Apathy Jack writes:
There’s one of my little favourites. I tried so hard to get her back in my class this year, but her timetable just couldn’t budge. I still see her several times a day – she keeps her books in my room.
She wanders in and goes behind my desk to retrieve something.
“I heard a rumour you were leaving.” She says.
“Okay.” She breezes out.
Lunchtime, and as I’m talking to a bunch of students, I look up, and she’s standing in the doorway with tears streaming down her face. She looks at me with a sadness so total it brings a lump to my throat and I can no longer speak, and says: “I thought you were joking...”

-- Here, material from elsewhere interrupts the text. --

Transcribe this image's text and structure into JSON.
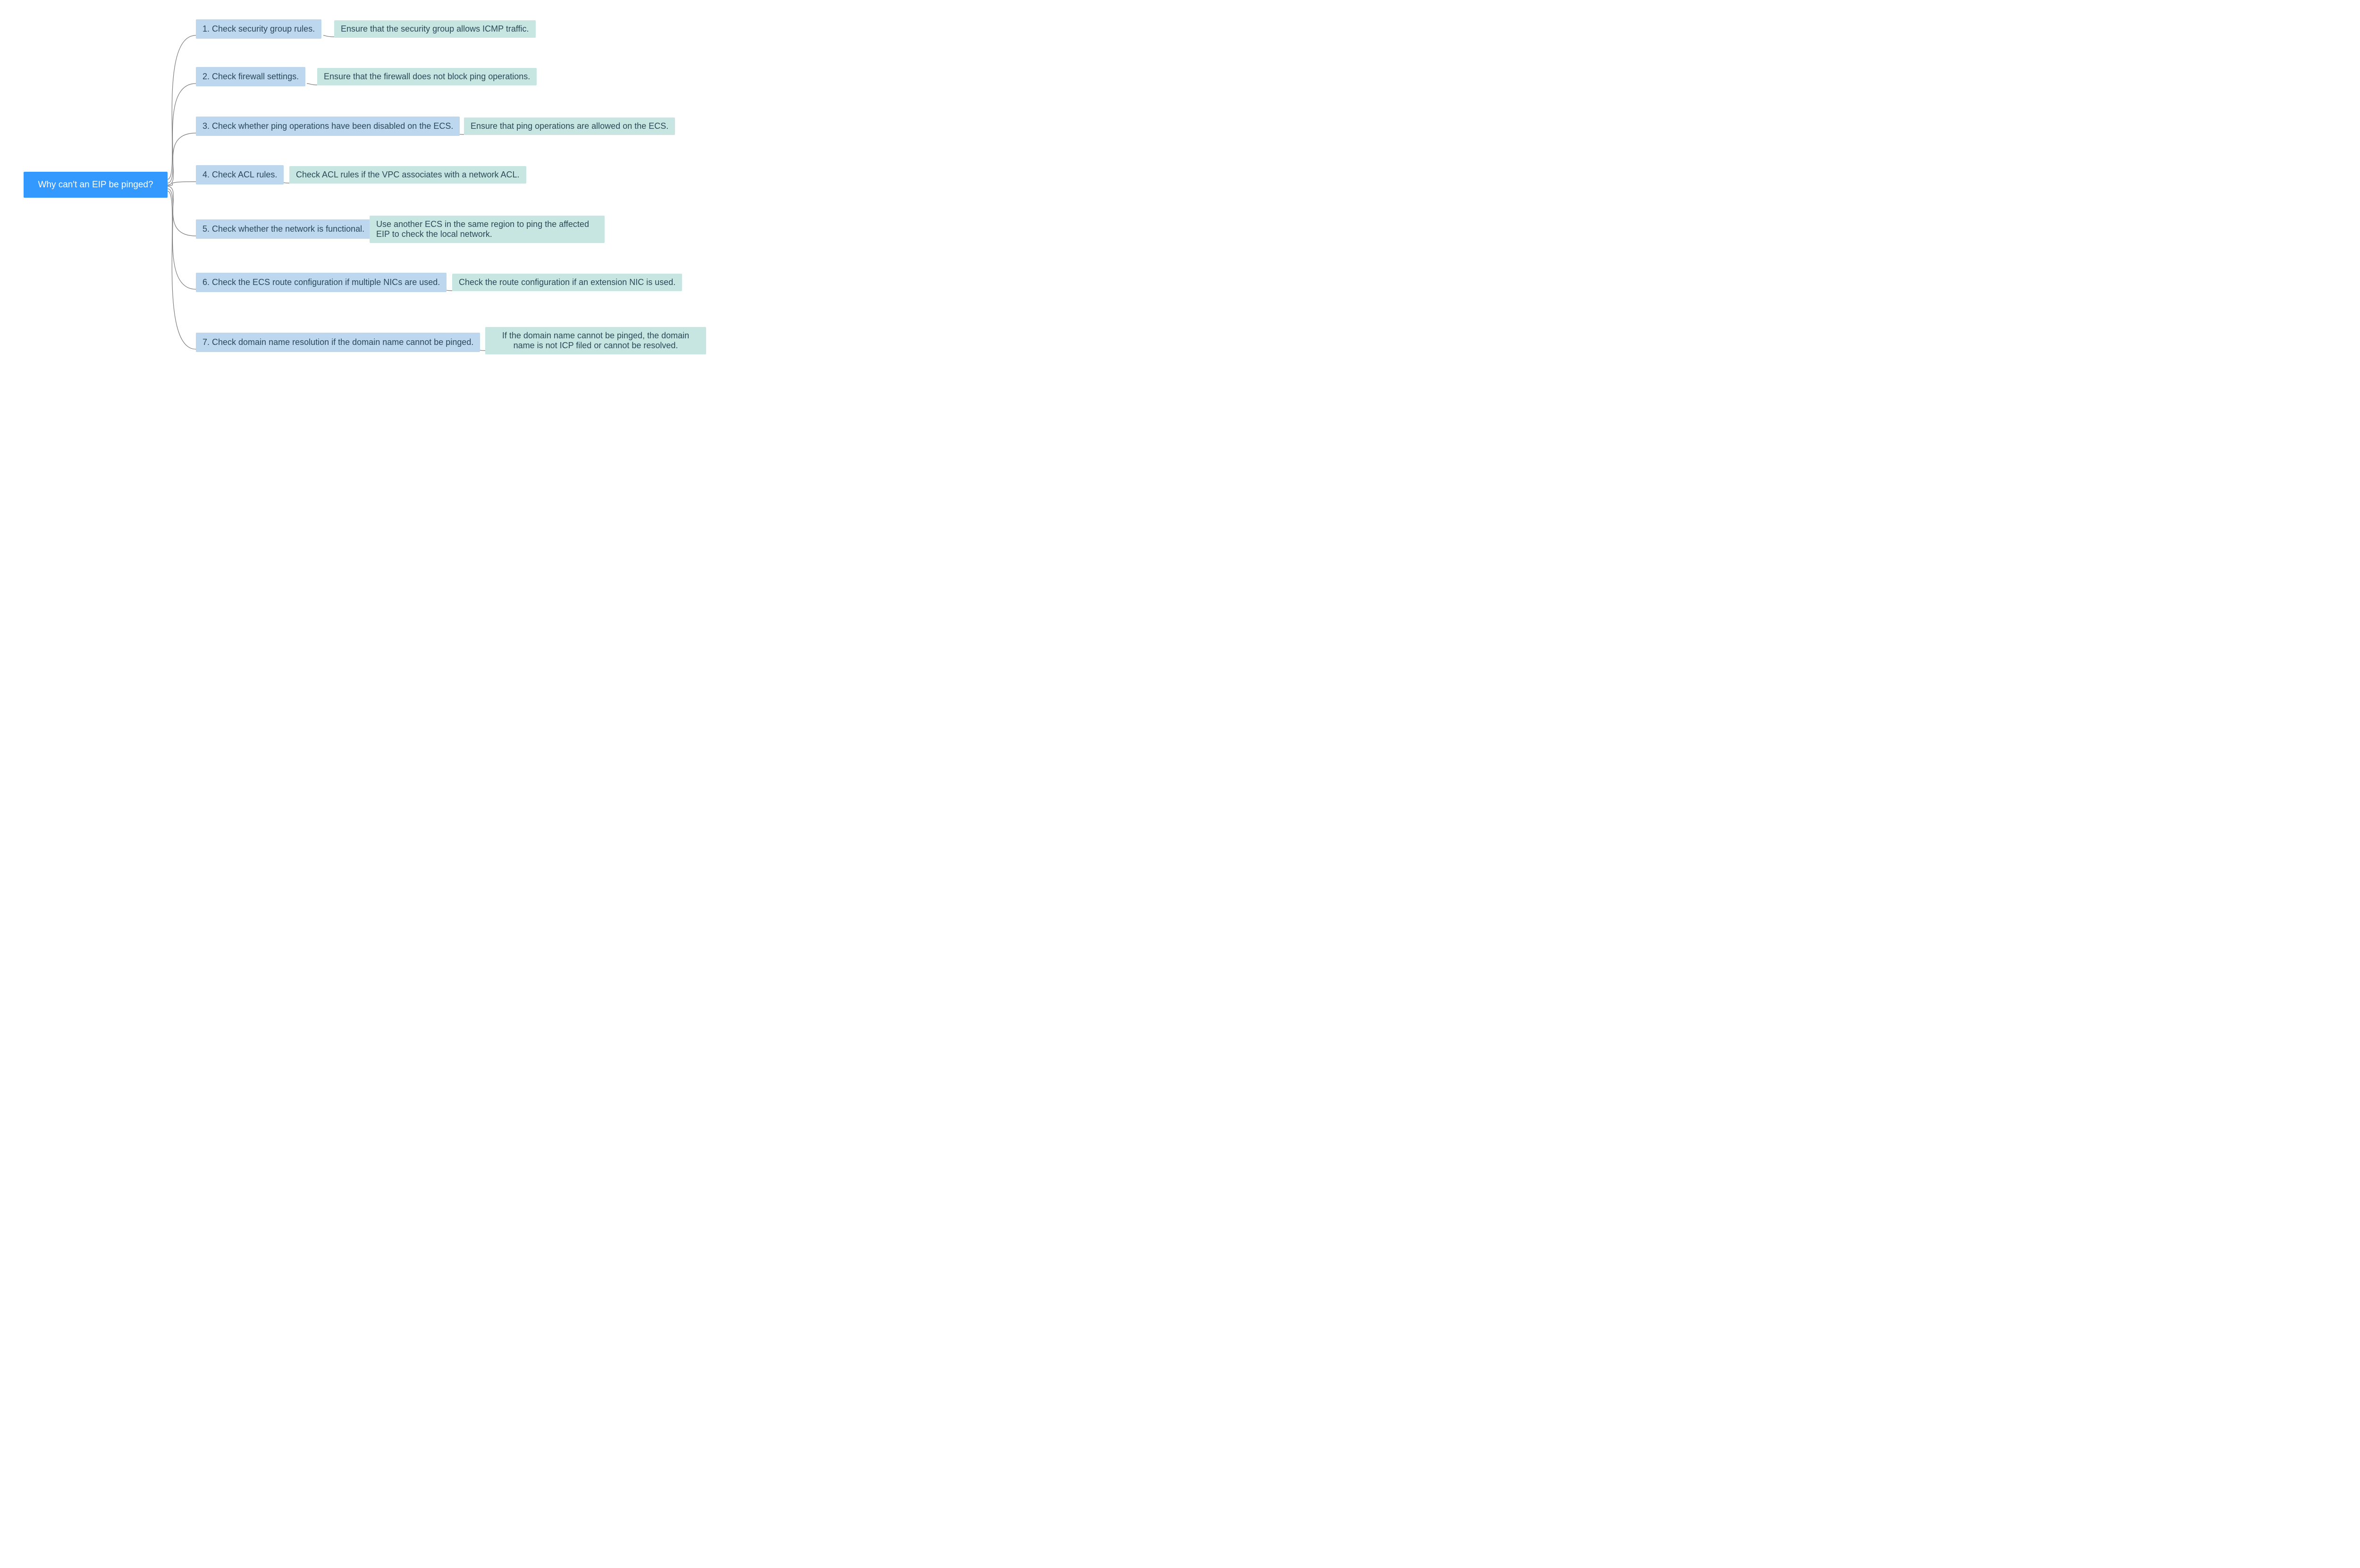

The news spread pretty fast. I told my Classics class, and less than five minutes later my phone beeped at me with an angry message from one of the absent kids telling me it wasn’t fair. I had kids holding up messages from older siblings, ex-students telling me I couldn’t go.
One of the girls looked pretty shaken up –actually, a bunch did, but anyway... She retreated to the back corner, and one of the boys went with her to hug her and hold her hand. It was the first time anyone – including their friends – knew they were a couple.
The Creator is, as we (well; I) say: Here To Go. She is running for the Board of Trustees, specifically to bring the incompetence of the Principal to light. If she doesn’t get it, she starts job hunting. If she does get it, she starts job hunting slightly later.
She tells me she feels bad for staying. I have made such a powerful gesture of solidarity over a slight that wasn’t even aimed at me, she feels she should do the same. That sort of thinking doesn’t help the students I’m abandoning, and I told her so.
The Preserver is staying. She is going to keep things ticking along, because, well, she’s The Preserver. That’s what she does.
I was told by three separate students that the only reason they came back to school this year was because of me. I knew this was the case for two of them. All three told me they would leave the same day I do. I know I can talk one of them out of it. I’m pretty sure I can’t do the same for the other two.
The other English teachers tell me I shouldn’t fell guilty – that leaving is the right thing to do for my career and my sanity. And they’re right, about everything except the guilt. I deserve that.
The kids pointed out Hoodrat’s shite, shite track record with hiring new staff in the middle of the year – we routinely have relievers, non-English speakers and the general unemployable detritus of the education world teaching at least a few English classes by the end of term two of any given year. I always scorned teachers who did that to their students. The students also reminded me that I had promised them I would stay, to help them through.
The only reply I could give was the one I found myself saying over and over again throughout the day: I gave my word, and now I’m breaking it. I’m letting them down, and there’s nothing I can say except sorry.
I still remember the event that proved to me that teaching was like in the movies sometimes. I had been at Hoodrat for eighteen months, give or take, but due to the machinations of my HOD, I was still on a fixed-term contract. It was coming to an end, and the HOD had made some very unsubtle noises to the tune of me fucking off out of the school. I was the epitome of professionalism over the issue, but an Art teacher who was fond of me leaked it to the students. Three days later, the Deputy Head Boy scheduled a meeting with the Principal, and presented a petition to keep me on, signed by over half the school.
The seniors remember this – they signed it when they were in third or fourth form. They offer to do it again, to organise it and take it to the management. I have to spell it out to them: I am leaving of my own volition, it is my choice.
I feel incredibly bad. I point out to them that they’re clever enough to pass without me, but they tell me that isn’t the point. I made the school a safer place, they tell me. The knowledge that my room was always open, that they could always talk to me, made Hoodrat feel that little bit less threatening, made the day just a little bit easier.
Eight-ish, or whenever I get around to leaving. I walk through the darkened corridors, past one of the new English teachers we’ve recently hired. I tell him to go home. He replies that his previous career as a tertiary academic inured him to late nights in spooky institutions, and he knows to leave when the auditory hallucinations start.
“Those aren’t auditory hallucinations,” I tell him, as I turn away and head for the exit. “They’re ghosts.”
And I’m only half joking.